Modern Attacking Play

Score. Celebrate. Repeat.

“You never get fed up of scoring goals”

Alan Shearer

In the last section, we focused on Andros Townsend’s shooting choices. It’s important to remember that information provided is focusing on the absolute elite-level of professional football in one of the world’s top leagues. Andros Townsend is a top level footballer, who has many great qualities.

To experience the career Andros Townsend has achieved takes an enormous amount of  effort, dedication and skill. The principles pointed out here simply aim suggest how he could be even better.

Townsend’s Crystal Palace teammate Wilfred Zaha was highlighted as a perfect example of what Andros Townsend could possibly be, with some changes to his decision-making.

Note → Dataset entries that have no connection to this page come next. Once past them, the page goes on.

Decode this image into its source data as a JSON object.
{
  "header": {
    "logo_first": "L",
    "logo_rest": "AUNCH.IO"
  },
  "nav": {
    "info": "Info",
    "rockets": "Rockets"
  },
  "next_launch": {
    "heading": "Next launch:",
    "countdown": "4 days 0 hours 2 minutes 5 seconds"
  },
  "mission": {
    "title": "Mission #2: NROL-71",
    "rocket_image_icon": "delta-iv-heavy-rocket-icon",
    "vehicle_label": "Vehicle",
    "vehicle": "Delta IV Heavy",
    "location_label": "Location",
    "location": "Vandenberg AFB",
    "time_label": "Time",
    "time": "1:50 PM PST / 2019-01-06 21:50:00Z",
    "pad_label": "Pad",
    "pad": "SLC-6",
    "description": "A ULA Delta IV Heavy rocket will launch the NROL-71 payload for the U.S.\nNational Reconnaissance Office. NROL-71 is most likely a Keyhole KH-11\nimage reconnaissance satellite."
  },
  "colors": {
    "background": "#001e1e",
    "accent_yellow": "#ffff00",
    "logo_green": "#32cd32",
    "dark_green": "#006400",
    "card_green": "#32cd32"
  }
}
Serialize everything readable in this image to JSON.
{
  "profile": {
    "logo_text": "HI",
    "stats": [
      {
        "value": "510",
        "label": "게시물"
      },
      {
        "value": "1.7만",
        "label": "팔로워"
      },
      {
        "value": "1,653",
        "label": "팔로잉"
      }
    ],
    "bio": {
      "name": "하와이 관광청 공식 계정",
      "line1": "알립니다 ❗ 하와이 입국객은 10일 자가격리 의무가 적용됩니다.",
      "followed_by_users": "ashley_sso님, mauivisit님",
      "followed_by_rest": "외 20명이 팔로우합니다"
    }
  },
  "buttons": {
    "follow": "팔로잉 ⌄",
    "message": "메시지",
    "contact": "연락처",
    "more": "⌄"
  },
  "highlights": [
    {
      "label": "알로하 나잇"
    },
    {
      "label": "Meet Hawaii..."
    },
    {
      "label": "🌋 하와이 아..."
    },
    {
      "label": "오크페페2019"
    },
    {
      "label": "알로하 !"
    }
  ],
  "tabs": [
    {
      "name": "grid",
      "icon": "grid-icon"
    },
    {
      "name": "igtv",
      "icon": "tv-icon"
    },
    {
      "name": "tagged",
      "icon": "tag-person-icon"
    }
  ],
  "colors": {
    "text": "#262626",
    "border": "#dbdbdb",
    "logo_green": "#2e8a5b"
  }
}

This section will be used to demonstrate these differences

The first video in this section compares Wilfred Zaha and Andros Townsend picking up the ball towards the centre of the pitch.

In the first clip, Townsend comes inside onto his right foot and makes the decision to shoot from long-range from an area where about only 1 in every 100 shots are scored from (1%).

In the following clips, Wilfred Zaha receives the ball in almost identical positions and situations, but has no intention of shooting. He decided to drive forward before passing the ball to a teammate.

In both clips, notice how much more dangerous the resulting attack is for Crystal Palace instead of a 1% chance of the shot being scored.

The next video focuses on counter attack situations. In this set of clips, both players receive the ball centrally with plenty of space to drive forward at the opposition defence.

Andros Townsend chooses again to shoot from distance while ignoring passing options to his left.

Zaha instead decides to use this passing option to his left, despite there being more space to run forward into.

The final video example shows both players receiving the ball in wider areas and cutting inside off the wing.

In both examples, Zaha chooses to pass, which creates a more dangerous opportunity for his teammate who eventually wins a penalty.

Townsend on the other hand chooses to shoot from long range. Both of Townsend’s shots are comfortably blocked by the defenders and the opportunity to attack is wasted.

What can we take away from this section?

Wilfred Zaha and Andros Townsend often find themselves in similar situations when receiving the ball for Crystal Palace

Townsend often looks to shoot, and loses the ability to consider other options when doing so. Zaha looks to dribble and combine with teammates

Zaha creates better opportunities for himself and others, and is a more effective player, despite having many similar opportunities to Townsend